# What is expected:
Look below. Copy each line that has "wdxuexi" in it.
-- Records for the exercise follows --
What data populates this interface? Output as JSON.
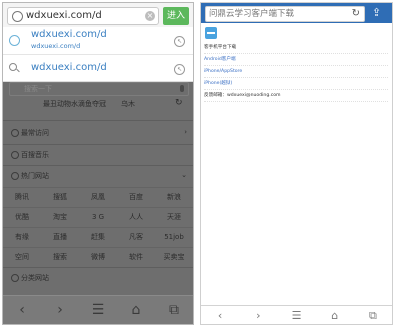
{
  "left_screen": {
    "url_value": "wdxuexi.com/d",
    "go_label": "进入",
    "suggestions": [
      {
        "title": "wdxuexi.com/d",
        "subtitle": "wdxuexi.com/d"
      },
      {
        "title": "wdxuexi.com/d"
      }
    ],
    "search_placeholder": "搜索一下",
    "news": [
      "最丑动物水滴鱼夺冠",
      "乌木"
    ],
    "sections": {
      "frequent": "最常访问",
      "music": "百搜音乐",
      "hot_sites": "热门网站",
      "categories": "分类网站"
    },
    "hot_grid": [
      [
        "腾讯",
        "搜狐",
        "凤凰",
        "百度",
        "新浪"
      ],
      [
        "优酷",
        "淘宝",
        "3 G",
        "人人",
        "天涯"
      ],
      [
        "有缘",
        "直播",
        "赶集",
        "凡客",
        "51job"
      ],
      [
        "空间",
        "搜索",
        "微博",
        "软件",
        "买卖宝"
      ]
    ],
    "bottom_nav": [
      {
        "icon": "back-icon",
        "glyph": "‹"
      },
      {
        "icon": "forward-icon",
        "glyph": "›"
      },
      {
        "icon": "menu-icon",
        "glyph": "☰"
      },
      {
        "icon": "home-icon",
        "glyph": "⌂"
      },
      {
        "icon": "tabs-icon",
        "glyph": "⧉"
      }
    ]
  },
  "right_screen": {
    "search_placeholder": "问鼎云学习客户端下载",
    "lines": [
      {
        "text": "客手机平台下载",
        "style": "dark"
      },
      {
        "text": "Android客户端",
        "style": "link"
      },
      {
        "text": "iPhone/AppStore",
        "style": "link"
      },
      {
        "text": "iPhone(越狱)",
        "style": "link"
      },
      {
        "text": "反馈邮箱：wdxuexi@nuoding.com",
        "style": "dark"
      }
    ],
    "bottom_nav": [
      {
        "icon": "back-icon",
        "glyph": "‹"
      },
      {
        "icon": "forward-icon",
        "glyph": "›"
      },
      {
        "icon": "menu-icon",
        "glyph": "☰"
      },
      {
        "icon": "home-icon",
        "glyph": "⌂"
      },
      {
        "icon": "tabs-icon",
        "glyph": "⧉"
      }
    ]
  },
  "colors": {
    "go_button": "#5cb85c",
    "suggest_text": "#3a7fc1",
    "right_topbar": "#2f6db5",
    "link": "#3a6fc4"
  }
}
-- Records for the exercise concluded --
# Response area:
    "url_value": "wdxuexi.com/d",
        "title": "wdxuexi.com/d",
        "subtitle": "wdxuexi.com/d"
        "title": "wdxuexi.com/d"
        "text": "反馈邮箱：wdxuexi@nuoding.com",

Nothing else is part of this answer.